Japan Geoscience Union Meeting 2016

Presentation information

International Session (Oral)

Symbol A (Atmospheric and Hydrospheric Sciences) » A-CG Complex & General

[A-CG09] Development and application of land and ocean biogeochemistry components of Earth system models

Mon. May 23, 2016 3:30 PM - 5:00 PM 102 (1F)

Convener:*Michio Kawamiya(Japan Agency for Marine-Earth Science and Technology), Kaoru Tachiiri(Japan Agency for Marine-Earth Science and Technology), Tomohiro Hajima(Japan Agency for Marine-Earth Science and Technology), Vivek Arora(Canadian Centre for Climate Modelling and Analysis), Chair:Vivek Arora(Canadian Centre for Climate Modelling and Analysis, Environment and Climate Change Canada)
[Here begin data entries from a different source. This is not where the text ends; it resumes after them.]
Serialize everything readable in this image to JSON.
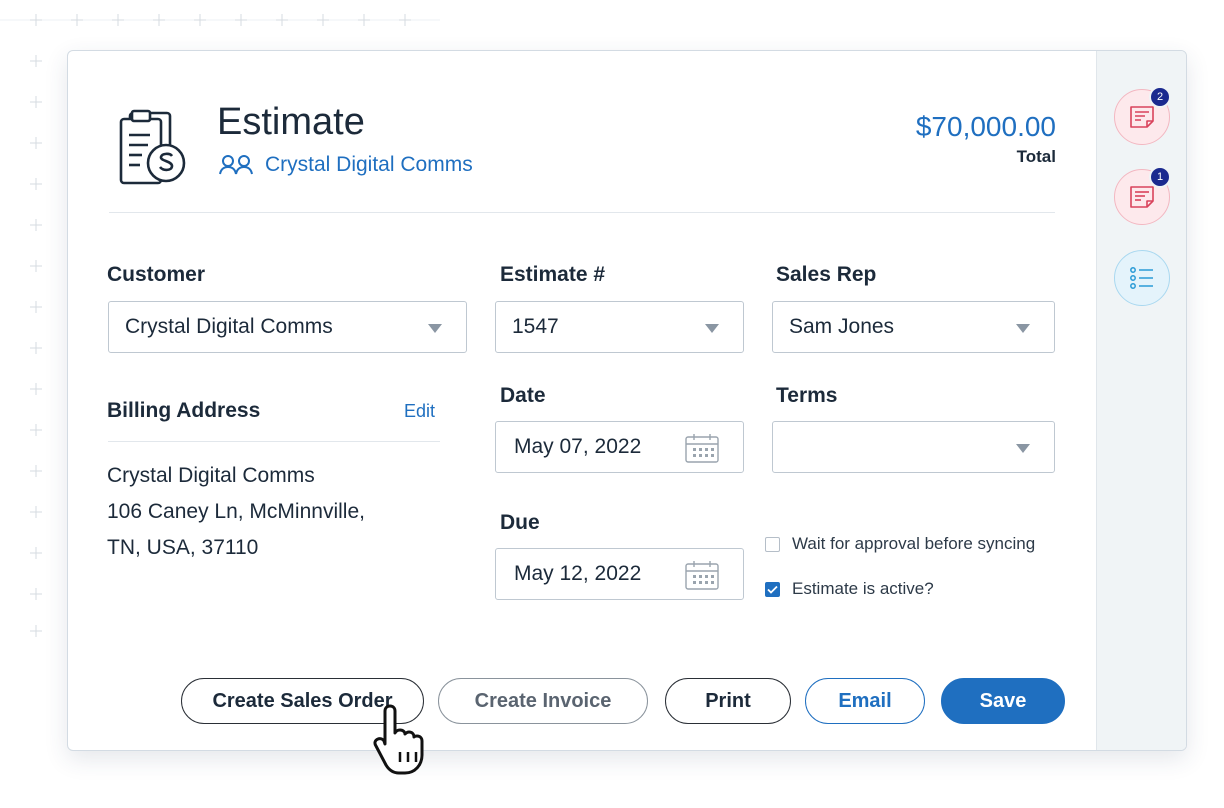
{
  "header": {
    "title": "Estimate",
    "customer_link": "Crystal Digital Comms",
    "total_amount": "$70,000.00",
    "total_label": "Total"
  },
  "form": {
    "customer": {
      "label": "Customer",
      "value": "Crystal Digital Comms"
    },
    "estimate_no": {
      "label": "Estimate #",
      "value": "1547"
    },
    "sales_rep": {
      "label": "Sales Rep",
      "value": "Sam Jones"
    },
    "date": {
      "label": "Date",
      "value": "May 07, 2022"
    },
    "terms": {
      "label": "Terms",
      "value": ""
    },
    "due": {
      "label": "Due",
      "value": "May 12, 2022"
    },
    "billing": {
      "label": "Billing Address",
      "edit_label": "Edit",
      "lines": [
        "Crystal Digital Comms",
        "106 Caney Ln, McMinnville,",
        "TN, USA, 37110"
      ]
    },
    "checkboxes": [
      {
        "label": "Wait for approval before syncing",
        "checked": false
      },
      {
        "label": "Estimate is active?",
        "checked": true
      }
    ]
  },
  "actions": {
    "create_sales_order": "Create Sales Order",
    "create_invoice": "Create Invoice",
    "print": "Print",
    "email": "Email",
    "save": "Save"
  },
  "sidebar": {
    "items": [
      {
        "icon": "notes-icon",
        "badge": "2"
      },
      {
        "icon": "notes-icon",
        "badge": "1"
      },
      {
        "icon": "checklist-icon"
      }
    ]
  },
  "colors": {
    "accent": "#1f6fc0",
    "badge": "#1b2a8f",
    "text": "#1c2a3a"
  }
}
3:45 PM - 4:00 PM

[ACG09-08] Current state of terrestrial CO2 exchange estimations: progresses and remaining issues

*Masayuki Kondo1, Kazuhito Ichii1, Prabir Patra1, Tazu Saeki1 (1.Department of Environmental Geochemical Cycle Research, Japan Agency for Marine-Earth Science and Technology)

Keywords:Terrestrial CO2 exchange, Atmospheric CO2 inversion, Ecosystem model simulation

Terrestrial ecosystems play a critical role in formation of a feedback loop of carbon dioxide (CO2) in atmosphere with atmospheric reservoir and climate, and thus directing a course of the future projection of climate change. The research community has spent significant efforts to understand behaviors of terrestrial ecosystems under a steady rise in atmospheric CO2 concentration and temperature during the recent decades and deepen knowledge about the regional and global patterns of terrestrial CO2 sinks and sources. estimate the terrestrial CO2 exchange, while seeking consistency between simulated and observed CO2 concentrations. The bottom-up approach estimates the terrestrial CO2 exchange using ecosystem models, which simulate the ecosystem-scale carbon cycle by considering the internal biogeochemical mechanisms of carbon flows for each prescribed vegetation type and soil.
However, the current estimates of terrestrial CO2 exchange by the bottom-up and top-down approaches remain inconsistent. As illustrated in the recent IPCC Assessment Report (AR5), the top-down approach tends to indicate stronger CO2 sinks in temperate and boreal regions than the bottom-up approach does. Furthermore, the two approaches exhibited contrasting CO2 sink–source patterns in the tropics; the bottom-up approach indicated CO2 sinks and the top-down approach CO2 sources. As illustrated by these inconsistencies, a consensus on the geographic distribution of the terrestrial CO2 exchange has yet to be established among the research community.
In this study, we elaborate the current status and issues of terrestrial CO2 flux estimations by the top-down and bottom-up approaches. Specifically, we compare the bottom-up estimate from dynamic global vegetation models that are forced by interannual variations of CO2 concentration, climate and land use changes, with the top-down estimate from atmospheric CO2 inversions. We show an improved level of agreement between the two estimates in relation to seasonal variability and, regional and global budgets, since the IPCC AR5. We also discuss the remaining issues causing inconsistency between the two estimates.

This research was supported by Environment Research and Technology Development Funds (2-1401) from the Ministry of the Environment of Japan and Asia-Pacific Network for Global Change Research (APN: grant#ARCP2011-11NMY-Patra/Canadell).